BEGIN Extracted records
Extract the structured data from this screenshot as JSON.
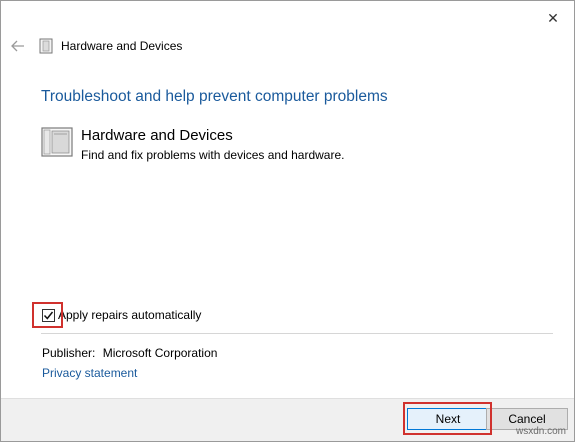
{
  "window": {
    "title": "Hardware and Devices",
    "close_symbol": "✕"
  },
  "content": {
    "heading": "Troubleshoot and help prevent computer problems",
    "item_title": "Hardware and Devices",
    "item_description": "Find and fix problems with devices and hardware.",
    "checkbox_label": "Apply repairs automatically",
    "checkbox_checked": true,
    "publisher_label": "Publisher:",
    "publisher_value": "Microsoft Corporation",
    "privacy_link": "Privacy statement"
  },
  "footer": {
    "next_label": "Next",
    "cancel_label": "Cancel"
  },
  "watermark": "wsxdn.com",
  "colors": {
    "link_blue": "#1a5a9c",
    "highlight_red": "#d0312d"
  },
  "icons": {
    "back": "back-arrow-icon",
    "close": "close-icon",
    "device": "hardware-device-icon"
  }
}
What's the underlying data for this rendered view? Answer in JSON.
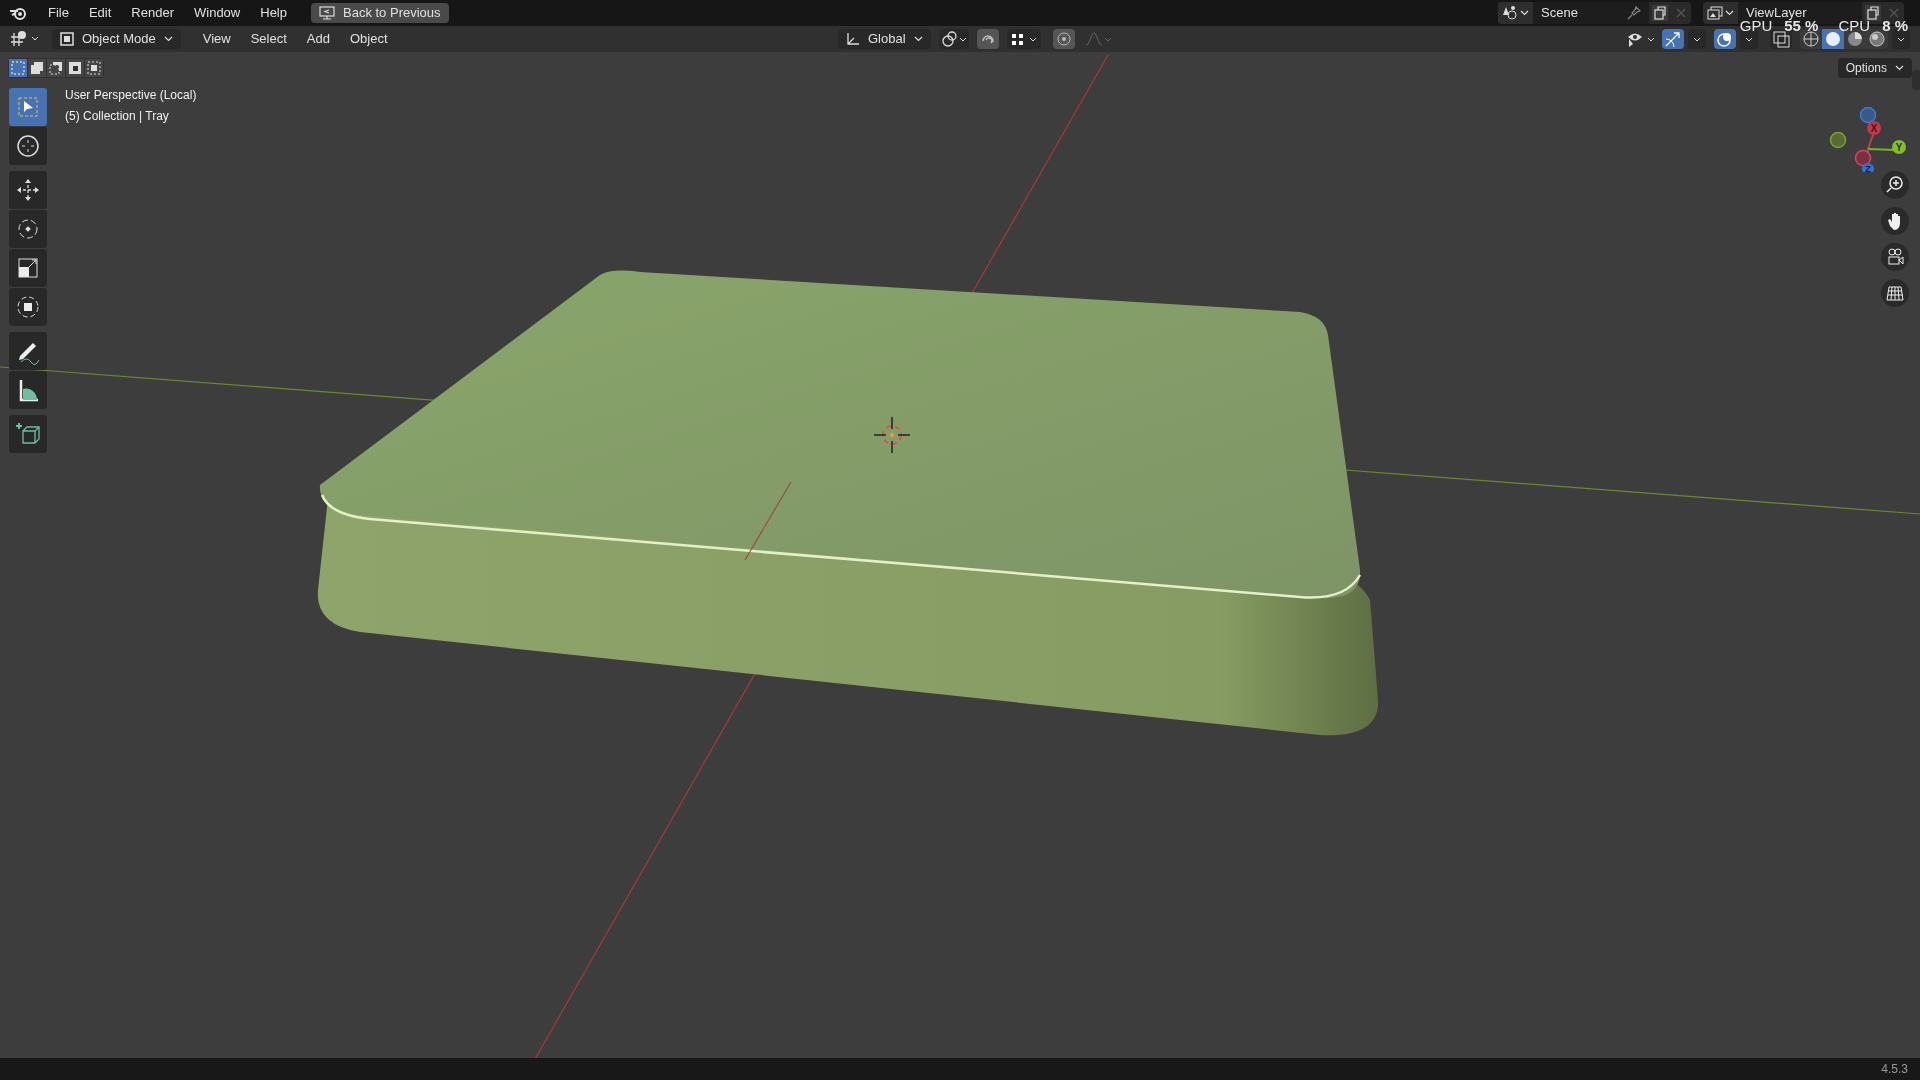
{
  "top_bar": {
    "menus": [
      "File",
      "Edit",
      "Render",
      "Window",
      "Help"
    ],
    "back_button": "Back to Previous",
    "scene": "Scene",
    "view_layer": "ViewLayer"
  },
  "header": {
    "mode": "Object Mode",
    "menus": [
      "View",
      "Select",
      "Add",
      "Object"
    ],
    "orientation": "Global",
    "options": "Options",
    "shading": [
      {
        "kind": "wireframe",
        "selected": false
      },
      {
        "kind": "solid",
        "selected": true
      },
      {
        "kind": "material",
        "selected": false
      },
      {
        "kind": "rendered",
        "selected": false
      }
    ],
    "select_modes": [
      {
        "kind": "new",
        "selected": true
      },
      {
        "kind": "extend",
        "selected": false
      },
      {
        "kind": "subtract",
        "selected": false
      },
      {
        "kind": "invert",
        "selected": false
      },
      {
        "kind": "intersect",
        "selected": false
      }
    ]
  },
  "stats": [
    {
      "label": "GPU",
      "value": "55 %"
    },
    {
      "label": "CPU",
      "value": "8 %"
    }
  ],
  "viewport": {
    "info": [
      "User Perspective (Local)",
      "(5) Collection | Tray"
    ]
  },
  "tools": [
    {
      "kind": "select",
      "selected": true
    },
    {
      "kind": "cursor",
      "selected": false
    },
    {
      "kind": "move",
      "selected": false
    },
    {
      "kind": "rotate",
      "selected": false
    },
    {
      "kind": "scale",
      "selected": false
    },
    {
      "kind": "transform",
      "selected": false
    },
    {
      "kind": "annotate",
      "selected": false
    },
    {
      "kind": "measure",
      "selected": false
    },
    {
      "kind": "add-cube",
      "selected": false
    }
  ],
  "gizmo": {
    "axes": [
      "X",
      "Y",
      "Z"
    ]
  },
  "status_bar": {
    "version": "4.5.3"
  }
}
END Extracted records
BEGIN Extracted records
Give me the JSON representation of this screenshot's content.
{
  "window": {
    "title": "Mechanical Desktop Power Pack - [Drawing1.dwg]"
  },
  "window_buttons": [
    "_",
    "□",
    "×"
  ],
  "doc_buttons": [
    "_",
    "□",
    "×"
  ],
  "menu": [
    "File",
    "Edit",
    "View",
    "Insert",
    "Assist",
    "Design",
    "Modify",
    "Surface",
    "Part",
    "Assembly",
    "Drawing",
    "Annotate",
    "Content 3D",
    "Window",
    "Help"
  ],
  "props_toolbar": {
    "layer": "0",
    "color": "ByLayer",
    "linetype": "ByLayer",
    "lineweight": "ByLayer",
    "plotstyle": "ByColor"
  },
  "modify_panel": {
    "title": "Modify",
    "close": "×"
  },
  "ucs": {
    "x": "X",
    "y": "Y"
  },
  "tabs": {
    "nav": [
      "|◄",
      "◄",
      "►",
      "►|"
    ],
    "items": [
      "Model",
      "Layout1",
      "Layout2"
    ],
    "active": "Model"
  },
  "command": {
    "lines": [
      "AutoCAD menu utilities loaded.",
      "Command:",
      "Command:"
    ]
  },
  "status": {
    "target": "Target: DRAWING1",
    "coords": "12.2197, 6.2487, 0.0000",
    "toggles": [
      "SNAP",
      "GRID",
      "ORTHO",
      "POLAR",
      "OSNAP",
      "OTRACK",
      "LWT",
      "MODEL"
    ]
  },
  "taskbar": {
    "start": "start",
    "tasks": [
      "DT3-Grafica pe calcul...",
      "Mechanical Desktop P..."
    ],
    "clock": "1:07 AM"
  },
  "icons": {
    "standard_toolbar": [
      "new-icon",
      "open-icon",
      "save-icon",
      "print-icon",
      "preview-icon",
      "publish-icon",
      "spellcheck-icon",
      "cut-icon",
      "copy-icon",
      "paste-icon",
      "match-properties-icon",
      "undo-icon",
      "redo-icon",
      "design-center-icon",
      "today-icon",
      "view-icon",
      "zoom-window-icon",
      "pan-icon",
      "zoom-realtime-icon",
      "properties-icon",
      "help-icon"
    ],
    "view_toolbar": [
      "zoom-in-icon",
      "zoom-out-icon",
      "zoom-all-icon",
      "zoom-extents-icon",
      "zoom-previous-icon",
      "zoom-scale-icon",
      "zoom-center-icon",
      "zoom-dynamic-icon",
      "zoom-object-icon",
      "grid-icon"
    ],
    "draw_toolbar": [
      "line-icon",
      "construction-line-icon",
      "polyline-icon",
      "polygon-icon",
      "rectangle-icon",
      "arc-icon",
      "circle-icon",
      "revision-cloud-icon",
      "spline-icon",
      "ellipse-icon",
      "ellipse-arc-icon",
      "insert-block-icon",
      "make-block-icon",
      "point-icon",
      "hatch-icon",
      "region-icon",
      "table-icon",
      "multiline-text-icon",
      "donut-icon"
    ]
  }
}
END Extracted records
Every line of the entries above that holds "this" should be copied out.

Extract the structured data from this screenshot as JSON.
What's the underlying data for this rendered view? Answer in JSON.
Give me the JSON representation of this screenshot's content.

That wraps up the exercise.